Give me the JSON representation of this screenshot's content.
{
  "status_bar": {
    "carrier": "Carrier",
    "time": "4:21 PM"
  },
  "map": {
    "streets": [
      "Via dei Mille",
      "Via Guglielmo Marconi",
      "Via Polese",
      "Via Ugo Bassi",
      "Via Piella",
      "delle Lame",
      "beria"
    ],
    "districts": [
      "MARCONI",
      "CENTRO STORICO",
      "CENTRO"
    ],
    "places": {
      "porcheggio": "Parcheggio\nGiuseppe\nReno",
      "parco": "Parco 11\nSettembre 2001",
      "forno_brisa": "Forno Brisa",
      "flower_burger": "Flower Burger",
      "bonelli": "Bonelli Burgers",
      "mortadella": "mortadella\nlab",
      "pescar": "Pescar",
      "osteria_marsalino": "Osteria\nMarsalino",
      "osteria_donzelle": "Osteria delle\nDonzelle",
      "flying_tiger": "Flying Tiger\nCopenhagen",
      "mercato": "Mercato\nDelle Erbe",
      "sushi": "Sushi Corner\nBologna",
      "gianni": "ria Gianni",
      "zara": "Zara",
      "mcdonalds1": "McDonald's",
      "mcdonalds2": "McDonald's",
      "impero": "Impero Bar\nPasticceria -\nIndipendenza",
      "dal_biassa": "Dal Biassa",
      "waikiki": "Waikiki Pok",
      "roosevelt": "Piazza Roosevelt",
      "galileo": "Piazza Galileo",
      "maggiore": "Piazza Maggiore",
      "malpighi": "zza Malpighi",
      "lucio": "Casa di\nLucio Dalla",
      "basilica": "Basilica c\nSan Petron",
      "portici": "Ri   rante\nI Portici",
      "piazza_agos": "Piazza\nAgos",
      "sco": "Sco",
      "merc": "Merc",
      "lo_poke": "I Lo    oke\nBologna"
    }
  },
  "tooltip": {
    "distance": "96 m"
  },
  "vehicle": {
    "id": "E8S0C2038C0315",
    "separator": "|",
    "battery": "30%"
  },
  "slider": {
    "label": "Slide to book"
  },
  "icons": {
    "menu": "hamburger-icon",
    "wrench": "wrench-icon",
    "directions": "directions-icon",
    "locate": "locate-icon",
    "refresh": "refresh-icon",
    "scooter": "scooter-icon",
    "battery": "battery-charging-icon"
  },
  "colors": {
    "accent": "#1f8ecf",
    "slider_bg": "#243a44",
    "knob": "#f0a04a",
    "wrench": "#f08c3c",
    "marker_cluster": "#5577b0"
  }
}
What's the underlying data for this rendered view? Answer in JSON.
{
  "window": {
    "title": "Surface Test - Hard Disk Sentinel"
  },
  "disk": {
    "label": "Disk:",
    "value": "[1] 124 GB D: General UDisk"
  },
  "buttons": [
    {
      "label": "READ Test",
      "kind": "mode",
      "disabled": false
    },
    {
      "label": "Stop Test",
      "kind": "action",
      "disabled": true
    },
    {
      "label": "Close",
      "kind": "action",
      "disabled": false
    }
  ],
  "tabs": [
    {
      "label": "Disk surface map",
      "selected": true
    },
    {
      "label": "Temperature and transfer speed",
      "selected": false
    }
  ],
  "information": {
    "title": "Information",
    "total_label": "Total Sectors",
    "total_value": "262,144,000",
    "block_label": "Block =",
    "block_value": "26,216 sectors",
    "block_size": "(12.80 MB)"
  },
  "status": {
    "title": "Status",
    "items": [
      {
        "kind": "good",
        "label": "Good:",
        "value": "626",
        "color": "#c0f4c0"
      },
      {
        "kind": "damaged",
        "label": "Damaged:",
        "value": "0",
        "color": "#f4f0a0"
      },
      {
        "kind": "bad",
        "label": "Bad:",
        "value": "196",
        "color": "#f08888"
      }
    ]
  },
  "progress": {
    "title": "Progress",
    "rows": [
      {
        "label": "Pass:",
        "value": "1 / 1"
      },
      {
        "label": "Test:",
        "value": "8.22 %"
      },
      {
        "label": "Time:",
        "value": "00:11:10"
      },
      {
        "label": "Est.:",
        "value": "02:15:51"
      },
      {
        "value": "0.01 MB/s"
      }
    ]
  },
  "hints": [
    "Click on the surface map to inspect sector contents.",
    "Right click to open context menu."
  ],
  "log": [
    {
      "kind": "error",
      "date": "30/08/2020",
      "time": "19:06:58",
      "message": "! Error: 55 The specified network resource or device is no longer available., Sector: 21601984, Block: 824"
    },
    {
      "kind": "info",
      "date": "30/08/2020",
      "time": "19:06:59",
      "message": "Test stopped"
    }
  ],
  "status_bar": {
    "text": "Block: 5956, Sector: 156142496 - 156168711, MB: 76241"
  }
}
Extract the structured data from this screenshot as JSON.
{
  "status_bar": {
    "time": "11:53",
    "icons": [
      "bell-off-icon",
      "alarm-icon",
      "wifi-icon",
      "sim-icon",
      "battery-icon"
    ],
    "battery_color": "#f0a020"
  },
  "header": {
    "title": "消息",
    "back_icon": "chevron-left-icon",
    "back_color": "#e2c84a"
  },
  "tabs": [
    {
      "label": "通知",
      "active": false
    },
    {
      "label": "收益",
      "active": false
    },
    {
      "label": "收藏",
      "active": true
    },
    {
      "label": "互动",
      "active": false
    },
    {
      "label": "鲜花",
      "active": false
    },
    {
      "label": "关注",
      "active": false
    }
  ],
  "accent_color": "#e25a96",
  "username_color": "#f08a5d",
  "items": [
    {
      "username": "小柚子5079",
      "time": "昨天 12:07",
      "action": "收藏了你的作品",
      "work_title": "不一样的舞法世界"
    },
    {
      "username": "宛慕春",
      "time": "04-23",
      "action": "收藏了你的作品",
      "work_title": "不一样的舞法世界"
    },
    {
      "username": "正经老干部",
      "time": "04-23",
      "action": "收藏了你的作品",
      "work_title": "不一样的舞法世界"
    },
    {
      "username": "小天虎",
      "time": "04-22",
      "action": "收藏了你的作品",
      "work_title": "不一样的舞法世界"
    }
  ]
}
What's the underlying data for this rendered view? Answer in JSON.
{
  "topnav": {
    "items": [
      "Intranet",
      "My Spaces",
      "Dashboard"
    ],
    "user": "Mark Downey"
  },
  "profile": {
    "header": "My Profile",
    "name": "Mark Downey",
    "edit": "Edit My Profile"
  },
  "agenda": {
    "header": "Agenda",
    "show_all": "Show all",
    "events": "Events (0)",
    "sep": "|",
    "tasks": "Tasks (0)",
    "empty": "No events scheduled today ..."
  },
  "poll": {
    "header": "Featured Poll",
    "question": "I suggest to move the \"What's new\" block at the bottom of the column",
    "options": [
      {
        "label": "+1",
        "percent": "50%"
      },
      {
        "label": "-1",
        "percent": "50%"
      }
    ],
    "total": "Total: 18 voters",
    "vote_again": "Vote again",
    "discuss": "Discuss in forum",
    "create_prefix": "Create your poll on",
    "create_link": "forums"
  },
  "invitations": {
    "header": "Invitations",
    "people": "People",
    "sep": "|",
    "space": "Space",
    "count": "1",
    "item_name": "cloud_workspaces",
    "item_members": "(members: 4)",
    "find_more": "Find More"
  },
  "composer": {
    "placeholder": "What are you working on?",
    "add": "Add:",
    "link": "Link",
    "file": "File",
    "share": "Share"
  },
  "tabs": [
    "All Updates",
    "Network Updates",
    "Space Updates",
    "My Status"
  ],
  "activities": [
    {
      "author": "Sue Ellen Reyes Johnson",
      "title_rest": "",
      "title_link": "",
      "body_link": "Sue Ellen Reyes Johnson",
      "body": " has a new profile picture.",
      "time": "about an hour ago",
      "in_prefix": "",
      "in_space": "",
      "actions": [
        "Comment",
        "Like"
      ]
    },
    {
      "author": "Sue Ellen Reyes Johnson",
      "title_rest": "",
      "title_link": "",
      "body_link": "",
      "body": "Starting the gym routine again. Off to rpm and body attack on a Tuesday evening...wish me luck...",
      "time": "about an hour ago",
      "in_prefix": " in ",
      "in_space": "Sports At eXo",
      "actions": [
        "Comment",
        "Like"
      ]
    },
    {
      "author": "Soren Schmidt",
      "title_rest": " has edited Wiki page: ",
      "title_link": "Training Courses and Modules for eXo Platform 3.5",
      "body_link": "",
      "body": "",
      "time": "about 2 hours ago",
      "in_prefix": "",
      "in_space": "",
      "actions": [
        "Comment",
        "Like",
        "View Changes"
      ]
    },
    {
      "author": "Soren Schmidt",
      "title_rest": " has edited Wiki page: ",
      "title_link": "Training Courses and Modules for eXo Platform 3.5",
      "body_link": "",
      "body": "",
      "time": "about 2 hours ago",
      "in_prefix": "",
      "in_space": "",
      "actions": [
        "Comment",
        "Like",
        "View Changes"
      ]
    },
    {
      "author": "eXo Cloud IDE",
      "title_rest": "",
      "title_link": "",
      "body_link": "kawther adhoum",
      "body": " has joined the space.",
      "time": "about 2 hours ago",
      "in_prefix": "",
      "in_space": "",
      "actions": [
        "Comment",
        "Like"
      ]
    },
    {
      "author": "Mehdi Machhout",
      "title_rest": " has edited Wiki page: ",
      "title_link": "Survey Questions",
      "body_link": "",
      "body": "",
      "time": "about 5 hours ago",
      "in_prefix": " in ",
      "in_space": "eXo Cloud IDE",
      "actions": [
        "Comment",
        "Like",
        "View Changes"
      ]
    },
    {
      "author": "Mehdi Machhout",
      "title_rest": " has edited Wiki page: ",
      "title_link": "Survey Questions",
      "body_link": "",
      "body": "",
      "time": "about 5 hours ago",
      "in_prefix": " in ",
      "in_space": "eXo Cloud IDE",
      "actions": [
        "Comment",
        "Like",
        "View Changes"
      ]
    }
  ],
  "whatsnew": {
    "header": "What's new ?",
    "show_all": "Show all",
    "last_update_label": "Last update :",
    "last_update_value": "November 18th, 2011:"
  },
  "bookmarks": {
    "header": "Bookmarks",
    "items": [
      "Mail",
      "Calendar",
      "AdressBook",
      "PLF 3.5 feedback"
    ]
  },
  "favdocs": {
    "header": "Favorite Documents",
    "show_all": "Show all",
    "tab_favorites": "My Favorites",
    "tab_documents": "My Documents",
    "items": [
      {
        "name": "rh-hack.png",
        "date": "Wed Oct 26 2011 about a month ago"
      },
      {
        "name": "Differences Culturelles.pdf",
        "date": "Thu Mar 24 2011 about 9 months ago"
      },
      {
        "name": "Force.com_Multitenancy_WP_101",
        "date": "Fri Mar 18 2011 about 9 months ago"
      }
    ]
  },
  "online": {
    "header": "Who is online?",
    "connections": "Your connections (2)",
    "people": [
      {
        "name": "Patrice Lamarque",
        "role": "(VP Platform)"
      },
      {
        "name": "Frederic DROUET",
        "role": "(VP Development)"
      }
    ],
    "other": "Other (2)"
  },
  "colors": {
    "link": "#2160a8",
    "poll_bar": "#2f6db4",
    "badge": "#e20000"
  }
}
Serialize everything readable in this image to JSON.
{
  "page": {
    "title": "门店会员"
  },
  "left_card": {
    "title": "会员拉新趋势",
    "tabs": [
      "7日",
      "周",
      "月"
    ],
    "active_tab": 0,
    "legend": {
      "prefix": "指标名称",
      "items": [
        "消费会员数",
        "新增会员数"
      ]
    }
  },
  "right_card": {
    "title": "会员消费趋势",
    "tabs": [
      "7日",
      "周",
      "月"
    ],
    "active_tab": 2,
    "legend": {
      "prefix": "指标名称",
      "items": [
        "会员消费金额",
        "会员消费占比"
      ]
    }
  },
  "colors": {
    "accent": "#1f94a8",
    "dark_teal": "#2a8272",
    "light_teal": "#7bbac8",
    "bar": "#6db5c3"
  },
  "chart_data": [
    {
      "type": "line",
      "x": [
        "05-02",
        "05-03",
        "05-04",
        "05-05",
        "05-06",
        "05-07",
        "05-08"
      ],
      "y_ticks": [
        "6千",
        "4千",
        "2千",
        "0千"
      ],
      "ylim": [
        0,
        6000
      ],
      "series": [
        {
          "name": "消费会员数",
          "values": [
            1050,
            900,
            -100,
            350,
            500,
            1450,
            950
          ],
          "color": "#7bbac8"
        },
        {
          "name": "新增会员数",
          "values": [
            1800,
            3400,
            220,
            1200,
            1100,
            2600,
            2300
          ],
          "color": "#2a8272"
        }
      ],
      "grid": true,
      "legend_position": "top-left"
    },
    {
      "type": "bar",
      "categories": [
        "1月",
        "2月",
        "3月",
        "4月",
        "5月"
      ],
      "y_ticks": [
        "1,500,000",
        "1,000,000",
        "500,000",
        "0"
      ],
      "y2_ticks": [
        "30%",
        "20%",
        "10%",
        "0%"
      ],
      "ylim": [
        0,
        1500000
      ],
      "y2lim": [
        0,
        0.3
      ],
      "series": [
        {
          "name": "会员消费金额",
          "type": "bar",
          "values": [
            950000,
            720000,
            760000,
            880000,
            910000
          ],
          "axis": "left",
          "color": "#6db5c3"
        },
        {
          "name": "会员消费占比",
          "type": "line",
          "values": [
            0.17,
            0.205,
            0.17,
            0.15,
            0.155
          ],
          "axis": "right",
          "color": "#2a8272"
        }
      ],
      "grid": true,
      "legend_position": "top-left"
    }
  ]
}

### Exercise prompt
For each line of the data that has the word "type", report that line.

### Result of the exercise
      "type": "line",
      "type": "bar",
          "type": "bar",
          "type": "line",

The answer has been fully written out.